Collected data entries
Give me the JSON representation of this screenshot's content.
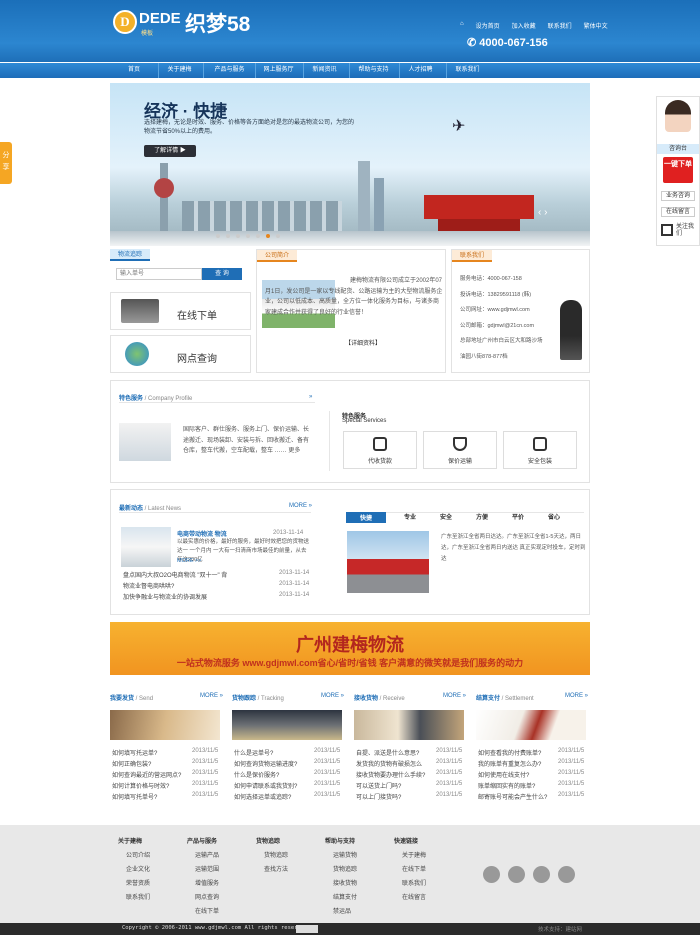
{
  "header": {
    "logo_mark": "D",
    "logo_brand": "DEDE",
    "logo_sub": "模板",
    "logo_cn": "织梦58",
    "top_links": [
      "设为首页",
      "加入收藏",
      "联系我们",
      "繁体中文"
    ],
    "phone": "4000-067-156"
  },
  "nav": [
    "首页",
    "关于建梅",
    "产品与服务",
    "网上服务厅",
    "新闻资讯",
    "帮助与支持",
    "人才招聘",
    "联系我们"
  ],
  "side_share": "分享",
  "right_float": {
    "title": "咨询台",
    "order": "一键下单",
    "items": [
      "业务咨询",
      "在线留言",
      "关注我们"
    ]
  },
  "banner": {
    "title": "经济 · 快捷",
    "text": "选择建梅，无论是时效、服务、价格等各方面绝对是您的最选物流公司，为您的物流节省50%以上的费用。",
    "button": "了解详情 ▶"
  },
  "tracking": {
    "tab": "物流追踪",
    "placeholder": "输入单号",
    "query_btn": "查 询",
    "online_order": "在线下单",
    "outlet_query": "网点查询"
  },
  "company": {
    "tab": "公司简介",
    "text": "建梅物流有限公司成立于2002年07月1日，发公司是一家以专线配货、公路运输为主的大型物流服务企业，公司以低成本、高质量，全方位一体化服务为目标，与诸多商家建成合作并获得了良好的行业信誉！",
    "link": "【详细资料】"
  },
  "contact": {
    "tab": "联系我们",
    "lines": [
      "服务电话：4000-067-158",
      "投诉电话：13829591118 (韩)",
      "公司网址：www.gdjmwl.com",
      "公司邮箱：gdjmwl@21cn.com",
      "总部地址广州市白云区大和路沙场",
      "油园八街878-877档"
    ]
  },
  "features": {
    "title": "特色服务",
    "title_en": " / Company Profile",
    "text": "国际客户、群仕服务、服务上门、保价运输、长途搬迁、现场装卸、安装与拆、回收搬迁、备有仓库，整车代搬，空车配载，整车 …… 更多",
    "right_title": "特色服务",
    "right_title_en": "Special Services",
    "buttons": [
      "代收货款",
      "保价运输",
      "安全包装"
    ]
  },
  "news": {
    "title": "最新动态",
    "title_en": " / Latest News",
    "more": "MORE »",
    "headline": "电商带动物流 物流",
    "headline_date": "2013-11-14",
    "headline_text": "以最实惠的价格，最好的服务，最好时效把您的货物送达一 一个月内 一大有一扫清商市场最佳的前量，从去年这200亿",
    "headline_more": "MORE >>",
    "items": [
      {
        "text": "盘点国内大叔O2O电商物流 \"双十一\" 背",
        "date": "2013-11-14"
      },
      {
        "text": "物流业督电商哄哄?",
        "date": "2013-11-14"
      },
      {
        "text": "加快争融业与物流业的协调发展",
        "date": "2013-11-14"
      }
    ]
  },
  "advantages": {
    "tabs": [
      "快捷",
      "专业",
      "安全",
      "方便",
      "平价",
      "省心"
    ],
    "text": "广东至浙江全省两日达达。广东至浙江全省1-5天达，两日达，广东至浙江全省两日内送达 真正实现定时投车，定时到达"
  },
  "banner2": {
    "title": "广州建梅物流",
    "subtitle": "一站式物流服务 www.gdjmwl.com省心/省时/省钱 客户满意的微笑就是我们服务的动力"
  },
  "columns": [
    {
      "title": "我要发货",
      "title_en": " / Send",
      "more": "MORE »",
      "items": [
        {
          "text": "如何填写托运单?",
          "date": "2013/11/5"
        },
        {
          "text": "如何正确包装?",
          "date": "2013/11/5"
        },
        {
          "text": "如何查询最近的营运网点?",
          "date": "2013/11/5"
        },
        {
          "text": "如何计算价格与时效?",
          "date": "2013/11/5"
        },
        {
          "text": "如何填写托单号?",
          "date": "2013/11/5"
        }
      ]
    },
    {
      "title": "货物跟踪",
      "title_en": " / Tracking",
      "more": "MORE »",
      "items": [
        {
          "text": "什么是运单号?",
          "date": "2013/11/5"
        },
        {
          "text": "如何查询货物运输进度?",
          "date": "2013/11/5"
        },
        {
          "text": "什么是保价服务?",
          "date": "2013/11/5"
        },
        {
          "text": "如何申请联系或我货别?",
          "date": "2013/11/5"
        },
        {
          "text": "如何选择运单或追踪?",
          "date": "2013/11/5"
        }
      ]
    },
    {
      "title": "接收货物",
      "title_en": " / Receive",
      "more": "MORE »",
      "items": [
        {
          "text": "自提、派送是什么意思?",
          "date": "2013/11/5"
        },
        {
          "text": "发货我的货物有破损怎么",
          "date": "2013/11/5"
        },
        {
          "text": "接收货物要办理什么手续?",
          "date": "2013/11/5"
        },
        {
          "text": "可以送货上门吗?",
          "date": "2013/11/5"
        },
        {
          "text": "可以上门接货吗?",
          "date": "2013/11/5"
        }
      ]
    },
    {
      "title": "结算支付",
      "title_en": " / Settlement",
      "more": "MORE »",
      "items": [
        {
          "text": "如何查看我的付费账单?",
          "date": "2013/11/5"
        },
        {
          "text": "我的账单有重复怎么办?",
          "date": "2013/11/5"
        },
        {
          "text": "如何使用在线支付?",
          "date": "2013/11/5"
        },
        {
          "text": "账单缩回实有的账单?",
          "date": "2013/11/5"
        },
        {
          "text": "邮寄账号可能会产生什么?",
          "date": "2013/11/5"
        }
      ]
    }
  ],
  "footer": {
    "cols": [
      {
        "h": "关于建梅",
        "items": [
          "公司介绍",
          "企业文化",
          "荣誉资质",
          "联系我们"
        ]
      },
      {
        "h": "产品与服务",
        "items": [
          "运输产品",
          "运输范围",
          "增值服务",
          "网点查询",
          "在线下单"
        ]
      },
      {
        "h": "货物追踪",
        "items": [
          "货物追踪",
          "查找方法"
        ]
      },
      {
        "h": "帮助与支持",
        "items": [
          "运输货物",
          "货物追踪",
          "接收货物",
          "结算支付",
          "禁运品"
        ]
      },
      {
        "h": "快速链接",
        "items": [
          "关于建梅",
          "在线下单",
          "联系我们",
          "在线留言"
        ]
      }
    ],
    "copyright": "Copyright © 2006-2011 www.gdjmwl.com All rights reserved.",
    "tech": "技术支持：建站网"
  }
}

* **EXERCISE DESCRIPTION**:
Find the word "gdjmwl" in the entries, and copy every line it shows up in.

* **RESULT OF THE EXERCISE**:
      "公司网址：www.gdjmwl.com",
      "公司邮箱：gdjmwl@21cn.com",
    "subtitle": "一站式物流服务 www.gdjmwl.com省心/省时/省钱 客户满意的微笑就是我们服务的动力"
    "copyright": "Copyright © 2006-2011 www.gdjmwl.com All rights reserved.",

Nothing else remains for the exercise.